*Given records*.
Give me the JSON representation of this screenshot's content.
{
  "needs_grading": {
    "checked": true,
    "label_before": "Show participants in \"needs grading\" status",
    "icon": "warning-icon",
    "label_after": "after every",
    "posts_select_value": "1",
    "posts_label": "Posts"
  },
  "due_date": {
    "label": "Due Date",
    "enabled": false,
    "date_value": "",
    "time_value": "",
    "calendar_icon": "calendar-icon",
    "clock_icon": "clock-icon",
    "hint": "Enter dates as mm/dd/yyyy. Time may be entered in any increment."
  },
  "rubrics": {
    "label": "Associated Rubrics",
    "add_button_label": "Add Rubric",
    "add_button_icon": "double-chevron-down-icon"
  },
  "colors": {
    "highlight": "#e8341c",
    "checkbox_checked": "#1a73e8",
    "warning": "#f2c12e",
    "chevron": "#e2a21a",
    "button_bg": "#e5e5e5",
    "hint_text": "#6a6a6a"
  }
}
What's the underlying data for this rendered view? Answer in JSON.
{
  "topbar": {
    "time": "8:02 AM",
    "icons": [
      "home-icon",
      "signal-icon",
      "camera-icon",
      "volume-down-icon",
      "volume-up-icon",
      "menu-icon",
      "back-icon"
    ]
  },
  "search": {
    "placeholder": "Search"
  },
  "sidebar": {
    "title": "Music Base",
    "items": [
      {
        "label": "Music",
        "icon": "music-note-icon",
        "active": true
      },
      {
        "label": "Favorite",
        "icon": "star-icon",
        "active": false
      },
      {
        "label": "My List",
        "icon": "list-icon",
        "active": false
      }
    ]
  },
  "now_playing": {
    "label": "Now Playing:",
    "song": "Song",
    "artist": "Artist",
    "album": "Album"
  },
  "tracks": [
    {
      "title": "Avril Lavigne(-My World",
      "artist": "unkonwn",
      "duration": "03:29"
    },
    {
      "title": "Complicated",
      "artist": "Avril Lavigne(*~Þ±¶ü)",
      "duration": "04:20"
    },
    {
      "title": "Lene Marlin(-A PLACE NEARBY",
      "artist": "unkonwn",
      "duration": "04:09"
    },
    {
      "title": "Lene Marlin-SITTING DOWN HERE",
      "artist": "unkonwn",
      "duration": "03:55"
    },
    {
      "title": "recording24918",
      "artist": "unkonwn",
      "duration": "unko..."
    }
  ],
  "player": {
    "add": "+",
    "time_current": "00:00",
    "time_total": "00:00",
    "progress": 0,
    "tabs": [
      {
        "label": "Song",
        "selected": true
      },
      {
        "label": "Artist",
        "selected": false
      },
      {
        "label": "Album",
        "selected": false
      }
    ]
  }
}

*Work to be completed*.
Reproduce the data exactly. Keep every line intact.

*Response area*.
Give me the JSON representation of this screenshot's content.
{
  "needs_grading": {
    "checked": true,
    "label_before": "Show participants in \"needs grading\" status",
    "icon": "warning-icon",
    "label_after": "after every",
    "posts_select_value": "1",
    "posts_label": "Posts"
  },
  "due_date": {
    "label": "Due Date",
    "enabled": false,
    "date_value": "",
    "time_value": "",
    "calendar_icon": "calendar-icon",
    "clock_icon": "clock-icon",
    "hint": "Enter dates as mm/dd/yyyy. Time may be entered in any increment."
  },
  "rubrics": {
    "label": "Associated Rubrics",
    "add_button_label": "Add Rubric",
    "add_button_icon": "double-chevron-down-icon"
  },
  "colors": {
    "highlight": "#e8341c",
    "checkbox_checked": "#1a73e8",
    "warning": "#f2c12e",
    "chevron": "#e2a21a",
    "button_bg": "#e5e5e5",
    "hint_text": "#6a6a6a"
  }
}
What's the underlying data for this rendered view? Answer in JSON.
{
  "topbar": {
    "time": "8:02 AM",
    "icons": [
      "home-icon",
      "signal-icon",
      "camera-icon",
      "volume-down-icon",
      "volume-up-icon",
      "menu-icon",
      "back-icon"
    ]
  },
  "search": {
    "placeholder": "Search"
  },
  "sidebar": {
    "title": "Music Base",
    "items": [
      {
        "label": "Music",
        "icon": "music-note-icon",
        "active": true
      },
      {
        "label": "Favorite",
        "icon": "star-icon",
        "active": false
      },
      {
        "label": "My List",
        "icon": "list-icon",
        "active": false
      }
    ]
  },
  "now_playing": {
    "label": "Now Playing:",
    "song": "Song",
    "artist": "Artist",
    "album": "Album"
  },
  "tracks": [
    {
      "title": "Avril Lavigne(-My World",
      "artist": "unkonwn",
      "duration": "03:29"
    },
    {
      "title": "Complicated",
      "artist": "Avril Lavigne(*~Þ±¶ü)",
      "duration": "04:20"
    },
    {
      "title": "Lene Marlin(-A PLACE NEARBY",
      "artist": "unkonwn",
      "duration": "04:09"
    },
    {
      "title": "Lene Marlin-SITTING DOWN HERE",
      "artist": "unkonwn",
      "duration": "03:55"
    },
    {
      "title": "recording24918",
      "artist": "unkonwn",
      "duration": "unko..."
    }
  ],
  "player": {
    "add": "+",
    "time_current": "00:00",
    "time_total": "00:00",
    "progress": 0,
    "tabs": [
      {
        "label": "Song",
        "selected": true
      },
      {
        "label": "Artist",
        "selected": false
      },
      {
        "label": "Album",
        "selected": false
      }
    ]
  }
}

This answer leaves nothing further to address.